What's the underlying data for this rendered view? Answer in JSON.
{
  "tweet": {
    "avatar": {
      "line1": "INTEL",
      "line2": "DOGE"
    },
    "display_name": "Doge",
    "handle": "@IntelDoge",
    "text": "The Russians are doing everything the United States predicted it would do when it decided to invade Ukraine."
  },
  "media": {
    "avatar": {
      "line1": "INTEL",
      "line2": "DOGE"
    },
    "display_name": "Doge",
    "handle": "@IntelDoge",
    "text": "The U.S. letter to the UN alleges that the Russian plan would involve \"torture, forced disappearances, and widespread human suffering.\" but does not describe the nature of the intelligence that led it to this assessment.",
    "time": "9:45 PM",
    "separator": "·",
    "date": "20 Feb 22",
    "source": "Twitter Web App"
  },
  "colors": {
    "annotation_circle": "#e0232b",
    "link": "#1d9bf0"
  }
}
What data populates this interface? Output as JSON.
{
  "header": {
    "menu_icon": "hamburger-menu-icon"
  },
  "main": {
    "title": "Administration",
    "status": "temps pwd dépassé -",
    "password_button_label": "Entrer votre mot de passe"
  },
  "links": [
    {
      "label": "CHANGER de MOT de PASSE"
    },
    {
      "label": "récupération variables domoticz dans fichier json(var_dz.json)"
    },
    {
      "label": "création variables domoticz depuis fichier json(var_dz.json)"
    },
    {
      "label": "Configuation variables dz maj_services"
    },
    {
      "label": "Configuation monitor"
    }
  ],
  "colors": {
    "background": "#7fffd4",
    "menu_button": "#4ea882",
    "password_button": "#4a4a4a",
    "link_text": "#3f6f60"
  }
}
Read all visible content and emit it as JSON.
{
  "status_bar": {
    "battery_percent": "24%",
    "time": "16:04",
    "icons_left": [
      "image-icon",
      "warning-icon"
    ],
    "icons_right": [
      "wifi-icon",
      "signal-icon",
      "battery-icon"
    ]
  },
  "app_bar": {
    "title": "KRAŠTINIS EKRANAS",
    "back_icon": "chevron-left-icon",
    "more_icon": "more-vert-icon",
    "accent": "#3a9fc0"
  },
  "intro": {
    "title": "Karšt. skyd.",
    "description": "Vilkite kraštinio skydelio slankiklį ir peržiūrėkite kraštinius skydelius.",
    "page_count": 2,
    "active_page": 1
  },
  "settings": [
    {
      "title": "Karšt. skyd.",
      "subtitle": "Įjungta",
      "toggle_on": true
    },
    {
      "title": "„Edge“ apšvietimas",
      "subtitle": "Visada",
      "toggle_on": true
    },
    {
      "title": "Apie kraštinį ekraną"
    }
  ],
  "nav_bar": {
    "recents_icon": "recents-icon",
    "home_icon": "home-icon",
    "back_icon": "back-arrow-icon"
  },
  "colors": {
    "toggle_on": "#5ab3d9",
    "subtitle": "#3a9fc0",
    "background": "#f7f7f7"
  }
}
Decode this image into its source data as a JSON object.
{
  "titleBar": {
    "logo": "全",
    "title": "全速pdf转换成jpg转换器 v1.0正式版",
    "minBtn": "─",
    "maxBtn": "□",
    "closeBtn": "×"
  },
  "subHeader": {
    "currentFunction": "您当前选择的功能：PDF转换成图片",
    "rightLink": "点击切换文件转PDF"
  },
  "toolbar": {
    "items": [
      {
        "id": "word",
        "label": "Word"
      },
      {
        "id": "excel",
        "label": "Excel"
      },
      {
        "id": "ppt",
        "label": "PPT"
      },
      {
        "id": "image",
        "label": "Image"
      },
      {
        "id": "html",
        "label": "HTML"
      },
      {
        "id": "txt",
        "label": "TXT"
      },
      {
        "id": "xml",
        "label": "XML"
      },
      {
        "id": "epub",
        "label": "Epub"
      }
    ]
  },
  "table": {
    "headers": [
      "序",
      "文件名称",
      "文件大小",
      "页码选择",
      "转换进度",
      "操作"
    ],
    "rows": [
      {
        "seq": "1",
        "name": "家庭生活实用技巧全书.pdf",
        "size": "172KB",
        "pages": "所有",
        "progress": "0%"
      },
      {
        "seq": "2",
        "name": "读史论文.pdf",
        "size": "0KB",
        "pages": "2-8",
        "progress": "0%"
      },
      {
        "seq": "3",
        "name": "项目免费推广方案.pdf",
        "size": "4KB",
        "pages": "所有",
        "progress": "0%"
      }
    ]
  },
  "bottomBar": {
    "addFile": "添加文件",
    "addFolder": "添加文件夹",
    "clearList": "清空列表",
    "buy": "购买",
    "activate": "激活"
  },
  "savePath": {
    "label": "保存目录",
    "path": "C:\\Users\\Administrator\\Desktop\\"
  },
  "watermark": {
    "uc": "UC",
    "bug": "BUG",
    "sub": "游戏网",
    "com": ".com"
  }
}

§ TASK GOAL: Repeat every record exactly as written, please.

§ EXERCISE RESULT:
What's the underlying data for this rendered view? Answer in JSON.
{
  "tweet": {
    "avatar": {
      "line1": "INTEL",
      "line2": "DOGE"
    },
    "display_name": "Doge",
    "handle": "@IntelDoge",
    "text": "The Russians are doing everything the United States predicted it would do when it decided to invade Ukraine."
  },
  "media": {
    "avatar": {
      "line1": "INTEL",
      "line2": "DOGE"
    },
    "display_name": "Doge",
    "handle": "@IntelDoge",
    "text": "The U.S. letter to the UN alleges that the Russian plan would involve \"torture, forced disappearances, and widespread human suffering.\" but does not describe the nature of the intelligence that led it to this assessment.",
    "time": "9:45 PM",
    "separator": "·",
    "date": "20 Feb 22",
    "source": "Twitter Web App"
  },
  "colors": {
    "annotation_circle": "#e0232b",
    "link": "#1d9bf0"
  }
}
What data populates this interface? Output as JSON.
{
  "header": {
    "menu_icon": "hamburger-menu-icon"
  },
  "main": {
    "title": "Administration",
    "status": "temps pwd dépassé -",
    "password_button_label": "Entrer votre mot de passe"
  },
  "links": [
    {
      "label": "CHANGER de MOT de PASSE"
    },
    {
      "label": "récupération variables domoticz dans fichier json(var_dz.json)"
    },
    {
      "label": "création variables domoticz depuis fichier json(var_dz.json)"
    },
    {
      "label": "Configuation variables dz maj_services"
    },
    {
      "label": "Configuation monitor"
    }
  ],
  "colors": {
    "background": "#7fffd4",
    "menu_button": "#4ea882",
    "password_button": "#4a4a4a",
    "link_text": "#3f6f60"
  }
}
Read all visible content and emit it as JSON.
{
  "status_bar": {
    "battery_percent": "24%",
    "time": "16:04",
    "icons_left": [
      "image-icon",
      "warning-icon"
    ],
    "icons_right": [
      "wifi-icon",
      "signal-icon",
      "battery-icon"
    ]
  },
  "app_bar": {
    "title": "KRAŠTINIS EKRANAS",
    "back_icon": "chevron-left-icon",
    "more_icon": "more-vert-icon",
    "accent": "#3a9fc0"
  },
  "intro": {
    "title": "Karšt. skyd.",
    "description": "Vilkite kraštinio skydelio slankiklį ir peržiūrėkite kraštinius skydelius.",
    "page_count": 2,
    "active_page": 1
  },
  "settings": [
    {
      "title": "Karšt. skyd.",
      "subtitle": "Įjungta",
      "toggle_on": true
    },
    {
      "title": "„Edge“ apšvietimas",
      "subtitle": "Visada",
      "toggle_on": true
    },
    {
      "title": "Apie kraštinį ekraną"
    }
  ],
  "nav_bar": {
    "recents_icon": "recents-icon",
    "home_icon": "home-icon",
    "back_icon": "back-arrow-icon"
  },
  "colors": {
    "toggle_on": "#5ab3d9",
    "subtitle": "#3a9fc0",
    "background": "#f7f7f7"
  }
}
Decode this image into its source data as a JSON object.
{
  "titleBar": {
    "logo": "全",
    "title": "全速pdf转换成jpg转换器 v1.0正式版",
    "minBtn": "─",
    "maxBtn": "□",
    "closeBtn": "×"
  },
  "subHeader": {
    "currentFunction": "您当前选择的功能：PDF转换成图片",
    "rightLink": "点击切换文件转PDF"
  },
  "toolbar": {
    "items": [
      {
        "id": "word",
        "label": "Word"
      },
      {
        "id": "excel",
        "label": "Excel"
      },
      {
        "id": "ppt",
        "label": "PPT"
      },
      {
        "id": "image",
        "label": "Image"
      },
      {
        "id": "html",
        "label": "HTML"
      },
      {
        "id": "txt",
        "label": "TXT"
      },
      {
        "id": "xml",
        "label": "XML"
      },
      {
        "id": "epub",
        "label": "Epub"
      }
    ]
  },
  "table": {
    "headers": [
      "序",
      "文件名称",
      "文件大小",
      "页码选择",
      "转换进度",
      "操作"
    ],
    "rows": [
      {
        "seq": "1",
        "name": "家庭生活实用技巧全书.pdf",
        "size": "172KB",
        "pages": "所有",
        "progress": "0%"
      },
      {
        "seq": "2",
        "name": "读史论文.pdf",
        "size": "0KB",
        "pages": "2-8",
        "progress": "0%"
      },
      {
        "seq": "3",
        "name": "项目免费推广方案.pdf",
        "size": "4KB",
        "pages": "所有",
        "progress": "0%"
      }
    ]
  },
  "bottomBar": {
    "addFile": "添加文件",
    "addFolder": "添加文件夹",
    "clearList": "清空列表",
    "buy": "购买",
    "activate": "激活"
  },
  "savePath": {
    "label": "保存目录",
    "path": "C:\\Users\\Administrator\\Desktop\\"
  },
  "watermark": {
    "uc": "UC",
    "bug": "BUG",
    "sub": "游戏网",
    "com": ".com"
  }
}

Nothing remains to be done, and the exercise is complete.